On May 16, 2005, Gindee77 from Hampton, IL (Zone 5a) wrote:

I like this rose. It grows like a weed and is very hardy in zone 5 with no die-back. The blooms are a lovely color and have a nice, altho light, fragrance. Be sure to give this one lots of space.


On Mar 15, 2005, saya from Heerlen
Netherlands (Zone 8b) wrote:

New Dawn starts flowering late spring/early summer and continues untill frosts gets it. Of course it has one big flush of flowers, but when you deadhead and give it a little summer prune...it produces new buds over and over again. I even have ..a few though..flowers during winter.
Flowers have a slight fragnance. This rosa has also very mean thorns ...for me it 's impossible to get close to it without deep scratches and pricks..so beware if you like to plant it in a yard where little children play. It needs regular hard pruning to flower abundant.


On Jun 10, 2004, saltydog44 from Lenoir, NC (Zone 7a) wrote:

I have the same problem another gardener did - Wonderful blooms, but only one time. I am in the NC foothills - 7b. I have let it go to see if that will help but it is now becoming a menace to man and beasst as it loads down the arbor at the garden entrance.

How do I prune this monster?


On Jul 5, 2003, lucillenawara from Franklin, MI wrote:

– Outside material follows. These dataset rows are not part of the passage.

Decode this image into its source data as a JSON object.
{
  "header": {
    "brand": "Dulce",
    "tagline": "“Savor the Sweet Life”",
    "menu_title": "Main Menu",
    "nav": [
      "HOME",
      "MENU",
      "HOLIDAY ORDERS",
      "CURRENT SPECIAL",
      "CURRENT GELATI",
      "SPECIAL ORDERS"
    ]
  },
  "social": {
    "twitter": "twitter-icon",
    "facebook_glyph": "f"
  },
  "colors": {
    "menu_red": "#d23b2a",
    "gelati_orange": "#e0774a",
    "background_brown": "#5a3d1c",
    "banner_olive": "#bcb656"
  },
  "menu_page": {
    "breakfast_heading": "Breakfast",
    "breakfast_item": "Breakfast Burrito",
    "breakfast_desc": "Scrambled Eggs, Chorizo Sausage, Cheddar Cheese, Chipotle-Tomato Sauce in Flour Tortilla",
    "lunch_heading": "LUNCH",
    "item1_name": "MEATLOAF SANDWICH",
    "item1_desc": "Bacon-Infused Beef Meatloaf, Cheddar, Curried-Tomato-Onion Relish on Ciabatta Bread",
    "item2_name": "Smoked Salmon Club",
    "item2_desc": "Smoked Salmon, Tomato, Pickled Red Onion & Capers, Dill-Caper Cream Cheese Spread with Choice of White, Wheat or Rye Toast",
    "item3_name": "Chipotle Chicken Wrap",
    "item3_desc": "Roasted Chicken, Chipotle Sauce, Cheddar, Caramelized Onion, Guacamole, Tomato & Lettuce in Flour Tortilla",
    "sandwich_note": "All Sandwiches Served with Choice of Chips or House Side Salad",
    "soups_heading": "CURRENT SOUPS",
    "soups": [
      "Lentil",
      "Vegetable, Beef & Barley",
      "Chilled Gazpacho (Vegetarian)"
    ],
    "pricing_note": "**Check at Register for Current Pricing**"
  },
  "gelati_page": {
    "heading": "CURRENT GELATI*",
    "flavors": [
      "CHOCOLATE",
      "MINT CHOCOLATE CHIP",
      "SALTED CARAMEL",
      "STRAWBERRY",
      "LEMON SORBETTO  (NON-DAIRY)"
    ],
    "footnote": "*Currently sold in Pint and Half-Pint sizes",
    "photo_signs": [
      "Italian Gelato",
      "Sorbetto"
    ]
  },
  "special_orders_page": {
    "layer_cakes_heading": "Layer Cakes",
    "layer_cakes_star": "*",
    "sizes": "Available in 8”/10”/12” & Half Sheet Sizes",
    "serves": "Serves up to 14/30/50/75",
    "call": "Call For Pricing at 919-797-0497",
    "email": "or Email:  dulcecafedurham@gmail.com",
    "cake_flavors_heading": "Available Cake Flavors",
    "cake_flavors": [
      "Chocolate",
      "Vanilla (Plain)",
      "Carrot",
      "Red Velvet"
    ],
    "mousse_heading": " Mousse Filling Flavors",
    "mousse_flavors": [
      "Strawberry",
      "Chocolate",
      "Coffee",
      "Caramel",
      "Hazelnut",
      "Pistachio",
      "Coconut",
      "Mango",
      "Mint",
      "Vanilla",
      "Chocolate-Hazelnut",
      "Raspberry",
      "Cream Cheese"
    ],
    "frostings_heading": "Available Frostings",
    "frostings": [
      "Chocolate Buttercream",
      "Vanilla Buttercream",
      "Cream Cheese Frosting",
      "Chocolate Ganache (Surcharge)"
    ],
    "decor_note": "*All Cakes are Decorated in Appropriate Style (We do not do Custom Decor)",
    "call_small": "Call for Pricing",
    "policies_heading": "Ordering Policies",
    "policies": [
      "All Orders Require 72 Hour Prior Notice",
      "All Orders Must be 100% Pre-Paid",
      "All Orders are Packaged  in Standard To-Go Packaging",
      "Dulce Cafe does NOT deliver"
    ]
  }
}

My "New Dawn" climbing roses are rambunctious and beautiful, but only bloom once, in spite of descriptions in ads of "repeat blooming". I''ve tried pruning down to just above a five-leaf stem and also just nipping off the dead blooms, but neither works. Any suggestions, or should these really just be considered once-blooming roses (at least near Detroit). Lucille N.

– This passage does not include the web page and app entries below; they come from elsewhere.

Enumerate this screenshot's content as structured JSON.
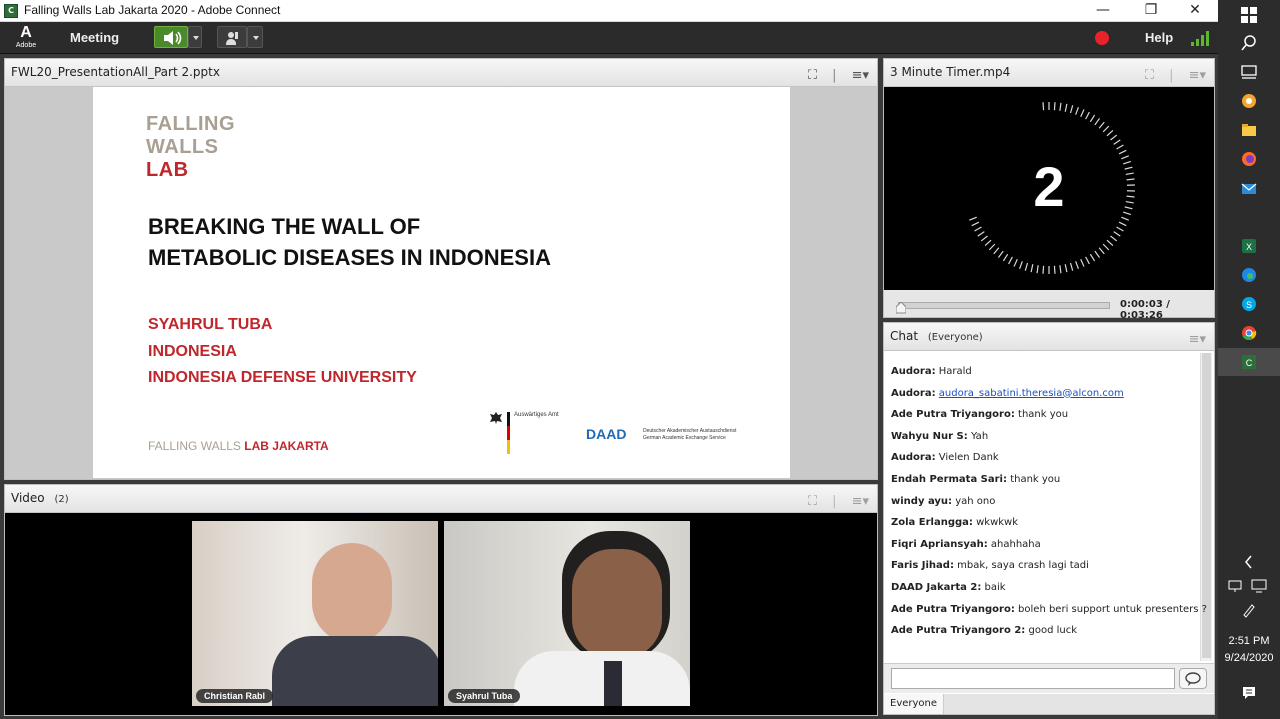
{
  "window": {
    "title": "Falling Walls Lab Jakarta 2020 - Adobe Connect",
    "minimize": "—",
    "restore": "❐",
    "close": "✕"
  },
  "menubar": {
    "logo_letter": "A",
    "logo_word": "Adobe",
    "meeting_label": "Meeting",
    "help_label": "Help",
    "record_color": "#e8232a",
    "signal_color": "#5cb82d"
  },
  "share_pod": {
    "title": "FWL20_PresentationAll_Part 2.pptx",
    "slide": {
      "logo_line1": "FALLING",
      "logo_line2": "WALLS",
      "logo_line3": "LAB",
      "headline_line1": "BREAKING THE WALL OF",
      "headline_line2": "METABOLIC DISEASES IN INDONESIA",
      "presenter": "SYAHRUL TUBA",
      "country": "INDONESIA",
      "institution": "INDONESIA DEFENSE UNIVERSITY",
      "footer_grey": "FALLING WALLS",
      "footer_red": "LAB JAKARTA",
      "ministry": "Auswärtiges Amt",
      "daad": "DAAD",
      "daad_line1": "Deutscher Akademischer Austauschdienst",
      "daad_line2": "German Academic Exchange Service"
    }
  },
  "timer_pod": {
    "title": "3 Minute Timer.mp4",
    "count": "2",
    "time_current": "0:00:03",
    "time_separator": "/",
    "time_total": "0:03:26",
    "progress": 0.015
  },
  "chat_pod": {
    "title": "Chat",
    "scope": "(Everyone)",
    "messages": [
      {
        "sender": "Audora:",
        "text": "Harald"
      },
      {
        "sender": "Audora:",
        "text": "audora_sabatini.theresia@alcon.com",
        "link": true
      },
      {
        "sender": "Ade Putra Triyangoro:",
        "text": "thank you"
      },
      {
        "sender": "Wahyu Nur S:",
        "text": "Yah"
      },
      {
        "sender": "Audora:",
        "text": "Vielen Dank"
      },
      {
        "sender": "Endah Permata Sari:",
        "text": "thank you"
      },
      {
        "sender": "windy ayu:",
        "text": "yah ono"
      },
      {
        "sender": "Zola Erlangga:",
        "text": "wkwkwk"
      },
      {
        "sender": "Fiqri Apriansyah:",
        "text": "ahahhaha"
      },
      {
        "sender": "Faris Jihad:",
        "text": "mbak, saya crash lagi tadi"
      },
      {
        "sender": "DAAD Jakarta 2:",
        "text": "baik"
      },
      {
        "sender": "Ade Putra Triyangoro:",
        "text": "boleh beri support untuk presenters ?"
      },
      {
        "sender": "Ade Putra Triyangoro 2:",
        "text": "good luck"
      }
    ],
    "input_placeholder": "",
    "audience_tab": "Everyone"
  },
  "video_pod": {
    "title": "Video",
    "count": "(2)",
    "participants": [
      {
        "name": "Christian Rabl"
      },
      {
        "name": "Syahrul Tuba"
      }
    ]
  },
  "taskbar": {
    "time": "2:51 PM",
    "date": "9/24/2020"
  }
}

On Feb 14, 2003, mom2cats from Moorestown, NJ (Zone 7b) wrote:

This is one of my favorite roses! Easy to care for and prolific when it blooms, plus it is almost completely 'bug free' (Japanese beetles here in NJ will attack ANYTHING!). It does have a slight tendency towards blackspot but not as much as other roses.

The delicate-looking, fragrant and bountiful blooms of this rose make it an exquisite addition to any garden. I actually have two bushes - one in full sun and one in partial shade. Both do incredibly well with little to no pruning. (I do cut bunches of blooms for vases). I would rate this as one of the best roses I've ever grown.

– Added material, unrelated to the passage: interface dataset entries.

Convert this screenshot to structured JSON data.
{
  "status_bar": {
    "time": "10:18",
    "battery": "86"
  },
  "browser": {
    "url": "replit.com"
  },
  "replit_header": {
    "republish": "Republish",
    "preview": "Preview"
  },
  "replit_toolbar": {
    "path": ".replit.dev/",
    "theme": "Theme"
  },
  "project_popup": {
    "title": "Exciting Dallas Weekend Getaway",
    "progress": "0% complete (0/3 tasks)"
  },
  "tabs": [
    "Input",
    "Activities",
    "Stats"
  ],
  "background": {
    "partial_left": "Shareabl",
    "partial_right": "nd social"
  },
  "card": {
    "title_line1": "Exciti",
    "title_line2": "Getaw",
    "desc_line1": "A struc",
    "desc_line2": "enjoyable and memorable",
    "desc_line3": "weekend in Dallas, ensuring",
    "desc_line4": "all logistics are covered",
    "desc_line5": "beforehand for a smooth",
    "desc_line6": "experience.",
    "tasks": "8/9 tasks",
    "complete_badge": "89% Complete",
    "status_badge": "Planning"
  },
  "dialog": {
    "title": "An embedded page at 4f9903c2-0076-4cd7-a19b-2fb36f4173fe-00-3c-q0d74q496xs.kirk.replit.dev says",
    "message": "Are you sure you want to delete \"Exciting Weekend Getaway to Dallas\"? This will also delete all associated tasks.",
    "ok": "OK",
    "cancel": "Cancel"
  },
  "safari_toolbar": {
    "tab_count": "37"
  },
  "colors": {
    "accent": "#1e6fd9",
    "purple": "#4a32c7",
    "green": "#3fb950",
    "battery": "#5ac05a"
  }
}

On Feb 11, 2003, Roselaine from North Vancouver, BC (Zone 8a) wrote:

This is my second favourite rose, the first, being Madame Alfred Carriere. As this is the first patented rose in North America, I am pleased to be growing five of them. The unique fragrance and the output of delicate blush-pink blooms makes her a "#1" in my books.....Elaine


On Aug 19, 2002, itsajungle wrote:

This plant found at a charity sale for $2, has exceeded any expectations. A repeat bloomer, texture of the petals is very sensuous,like real satin.Softly fragrant. Glossy, healthy leaves. Thorny! easily trained . disease and pest resistant in my climate SW BC. A piece was broken when I got it home so I dipped it in a little rooting powder last year and it is just getting ready to bloom with 2 buds now. I would recommend this rose, as fast grower, easy-care, "a Happy Rosa!"


On Aug 19, 2002, dragonlady0747 from Troisdorf
Germany wrote:

New dawn is only faintly scented and the flowers loose that pink colour when in bloom. Also it is growing extremely quickly and as I trained it over a garden arch I always have to keep it in shape.


On Jul 13, 2002, davidmcewan from glasgow
United Kingdom wrote:

New Dawn is a plant worthy of any garden. I would class it as a rambler/climber, its stems are lax and easily trained. The pale pink blooms are scented and appear in clusters in mid-summer. Height is around 12ft.


On Feb 12, 2001, Grits from Pineville, LA (Zone 8b) wrote:

1930 12-20' Fragrant Zone 5-9
Climbing Rose
Beautiful pale pink 3" semi-double blossoms upon dark green foliage. Repeat blooms even in summer with large flushes in late spring and fall. Wonderful along a fence or trained over an archway.